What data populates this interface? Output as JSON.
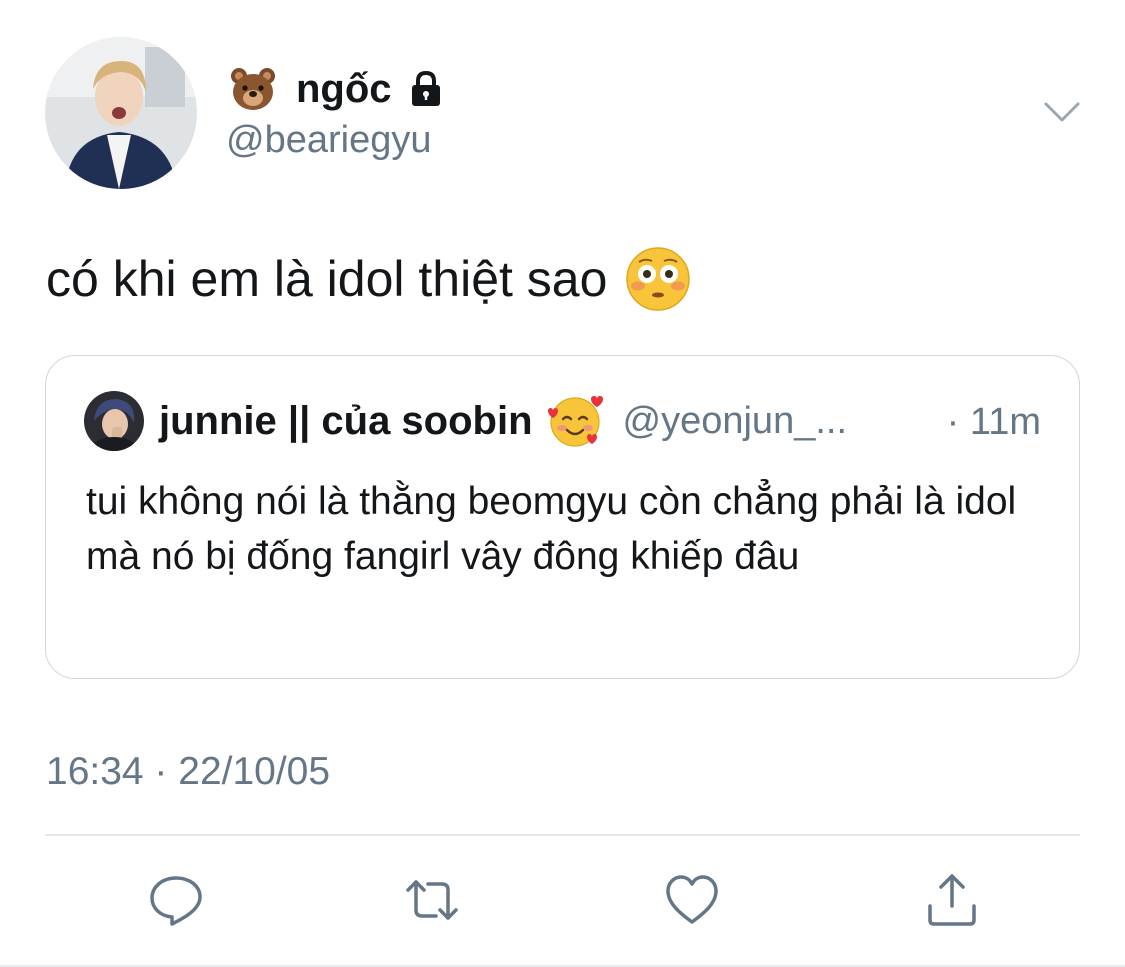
{
  "author": {
    "display_name": "ngốc",
    "name_emoji_icon": "bear-face-icon",
    "protected_icon": "lock-icon",
    "handle": "@beariegyu"
  },
  "tweet": {
    "text": "có khi em là idol thiệt sao",
    "emoji_icon": "flushed-face-icon",
    "timestamp": "16:34 · 22/10/05"
  },
  "quote": {
    "display_name": "junnie || của soobin",
    "name_emoji_icon": "smiling-face-with-hearts-icon",
    "handle": "@yeonjun_...",
    "time": "· 11m",
    "text": "tui không nói là thằng beomgyu còn chẳng phải là idol mà nó bị đống fangirl vây đông khiếp đâu"
  },
  "actions": [
    "reply-icon",
    "retweet-icon",
    "like-icon",
    "share-icon"
  ],
  "colors": {
    "text_primary": "#14171a",
    "text_secondary": "#657786",
    "border": "#cfd9de",
    "divider": "#e1e8ed",
    "icon": "#657786"
  }
}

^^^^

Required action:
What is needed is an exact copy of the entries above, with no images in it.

Your response:
What data populates this interface? Output as JSON.
{
  "author": {
    "display_name": "ngốc",
    "name_emoji_icon": "bear-face-icon",
    "protected_icon": "lock-icon",
    "handle": "@beariegyu"
  },
  "tweet": {
    "text": "có khi em là idol thiệt sao",
    "emoji_icon": "flushed-face-icon",
    "timestamp": "16:34 · 22/10/05"
  },
  "quote": {
    "display_name": "junnie || của soobin",
    "name_emoji_icon": "smiling-face-with-hearts-icon",
    "handle": "@yeonjun_...",
    "time": "· 11m",
    "text": "tui không nói là thằng beomgyu còn chẳng phải là idol mà nó bị đống fangirl vây đông khiếp đâu"
  },
  "actions": [
    "reply-icon",
    "retweet-icon",
    "like-icon",
    "share-icon"
  ],
  "colors": {
    "text_primary": "#14171a",
    "text_secondary": "#657786",
    "border": "#cfd9de",
    "divider": "#e1e8ed",
    "icon": "#657786"
  }
}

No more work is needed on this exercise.